── Extracted records

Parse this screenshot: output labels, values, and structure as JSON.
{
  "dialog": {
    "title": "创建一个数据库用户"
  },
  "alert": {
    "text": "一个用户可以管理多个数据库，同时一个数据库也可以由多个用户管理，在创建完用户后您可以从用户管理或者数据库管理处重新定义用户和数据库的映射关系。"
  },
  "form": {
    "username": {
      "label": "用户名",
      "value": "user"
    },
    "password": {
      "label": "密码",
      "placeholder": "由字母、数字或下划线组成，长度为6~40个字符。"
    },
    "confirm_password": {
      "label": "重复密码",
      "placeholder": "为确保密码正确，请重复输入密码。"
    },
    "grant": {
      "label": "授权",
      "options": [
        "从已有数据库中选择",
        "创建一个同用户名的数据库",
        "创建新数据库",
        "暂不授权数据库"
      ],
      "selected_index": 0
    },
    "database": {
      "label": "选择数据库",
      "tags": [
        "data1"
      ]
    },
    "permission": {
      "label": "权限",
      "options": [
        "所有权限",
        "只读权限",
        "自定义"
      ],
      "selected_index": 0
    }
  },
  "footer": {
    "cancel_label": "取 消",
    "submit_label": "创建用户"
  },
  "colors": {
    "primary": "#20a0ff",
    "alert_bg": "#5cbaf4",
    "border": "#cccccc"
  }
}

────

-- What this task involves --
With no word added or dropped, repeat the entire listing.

-- Result of the exercise --
Parse this screenshot: output labels, values, and structure as JSON.
{
  "dialog": {
    "title": "创建一个数据库用户"
  },
  "alert": {
    "text": "一个用户可以管理多个数据库，同时一个数据库也可以由多个用户管理，在创建完用户后您可以从用户管理或者数据库管理处重新定义用户和数据库的映射关系。"
  },
  "form": {
    "username": {
      "label": "用户名",
      "value": "user"
    },
    "password": {
      "label": "密码",
      "placeholder": "由字母、数字或下划线组成，长度为6~40个字符。"
    },
    "confirm_password": {
      "label": "重复密码",
      "placeholder": "为确保密码正确，请重复输入密码。"
    },
    "grant": {
      "label": "授权",
      "options": [
        "从已有数据库中选择",
        "创建一个同用户名的数据库",
        "创建新数据库",
        "暂不授权数据库"
      ],
      "selected_index": 0
    },
    "database": {
      "label": "选择数据库",
      "tags": [
        "data1"
      ]
    },
    "permission": {
      "label": "权限",
      "options": [
        "所有权限",
        "只读权限",
        "自定义"
      ],
      "selected_index": 0
    }
  },
  "footer": {
    "cancel_label": "取 消",
    "submit_label": "创建用户"
  },
  "colors": {
    "primary": "#20a0ff",
    "alert_bg": "#5cbaf4",
    "border": "#cccccc"
  }
}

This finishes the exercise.